On Tue, Nov 16, 2010 at 3:50 AM, Peter Zijlstra <email@example.com> wrote:
I don't think it's a "move", since the result isn't actually a
list_head (it's by definition a "we remove all entries from the list,
and then we can look at the list entries in private afterwards").
So the "delete" part _is_ important - before the op, we had an atomic
list. After the op, we just have a bunch of entries (they may be a
list, but they aren't a _lock-less_ list any more: they are literally
just private entries now).
So both "move" and "splice" imply at least to me that the target is
equivalent to the source. And it really isn't. The target is something
totally different.

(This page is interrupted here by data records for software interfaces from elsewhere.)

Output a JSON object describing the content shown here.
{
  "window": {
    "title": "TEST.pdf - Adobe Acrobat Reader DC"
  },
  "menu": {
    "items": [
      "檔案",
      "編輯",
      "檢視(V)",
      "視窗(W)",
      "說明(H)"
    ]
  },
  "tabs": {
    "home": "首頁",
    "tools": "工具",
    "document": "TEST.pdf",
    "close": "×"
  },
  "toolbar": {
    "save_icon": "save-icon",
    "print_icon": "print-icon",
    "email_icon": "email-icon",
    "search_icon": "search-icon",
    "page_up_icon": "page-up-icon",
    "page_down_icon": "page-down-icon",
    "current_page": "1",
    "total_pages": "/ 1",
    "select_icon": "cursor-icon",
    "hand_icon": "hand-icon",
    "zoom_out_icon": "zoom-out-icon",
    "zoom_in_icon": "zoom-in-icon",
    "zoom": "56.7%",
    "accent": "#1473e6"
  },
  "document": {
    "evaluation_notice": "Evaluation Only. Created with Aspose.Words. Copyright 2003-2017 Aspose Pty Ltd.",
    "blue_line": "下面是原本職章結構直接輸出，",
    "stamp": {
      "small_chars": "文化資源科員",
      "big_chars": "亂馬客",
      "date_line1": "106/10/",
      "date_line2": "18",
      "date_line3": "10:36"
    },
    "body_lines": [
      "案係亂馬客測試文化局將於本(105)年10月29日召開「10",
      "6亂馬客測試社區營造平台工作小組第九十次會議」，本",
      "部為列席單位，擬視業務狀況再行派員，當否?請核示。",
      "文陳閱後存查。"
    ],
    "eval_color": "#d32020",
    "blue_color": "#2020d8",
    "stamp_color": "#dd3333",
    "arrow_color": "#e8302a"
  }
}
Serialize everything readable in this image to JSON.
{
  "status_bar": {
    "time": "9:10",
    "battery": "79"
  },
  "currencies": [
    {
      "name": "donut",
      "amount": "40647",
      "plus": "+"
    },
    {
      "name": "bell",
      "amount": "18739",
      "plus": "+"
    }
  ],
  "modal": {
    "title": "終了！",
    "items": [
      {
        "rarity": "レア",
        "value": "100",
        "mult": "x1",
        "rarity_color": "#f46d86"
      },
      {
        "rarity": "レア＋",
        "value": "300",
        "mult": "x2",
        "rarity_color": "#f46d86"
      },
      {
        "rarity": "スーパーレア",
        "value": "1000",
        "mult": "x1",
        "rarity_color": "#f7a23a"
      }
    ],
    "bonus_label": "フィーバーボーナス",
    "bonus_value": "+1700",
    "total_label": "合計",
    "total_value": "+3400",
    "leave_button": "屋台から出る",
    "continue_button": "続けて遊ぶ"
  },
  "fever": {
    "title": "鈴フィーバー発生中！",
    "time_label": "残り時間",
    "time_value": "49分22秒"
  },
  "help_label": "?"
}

In fact, my original objection to this code was
that there wasn't a good separation between "entries" and "lock-less
head of list", and it used the same type for both - the way the
regular list functions do. In the regular list implementation, each
list entry really is a list head too, and you can have lists that
don't even _have_ separate heads, but everything is a list entry
(common in things like the dentry "siblings" list, where each dentry
can be used as the "head" to that sibling list - all siblings are
Now, I don't know if "del_all" is necessarily the proper name, but I
do think that it's important to make it clear that as far as the
lock-lessness of the list is concerned, the operation really is about
removing all entries, and it's not some kind of symmetric operation
wrt src/dest like with normal lists.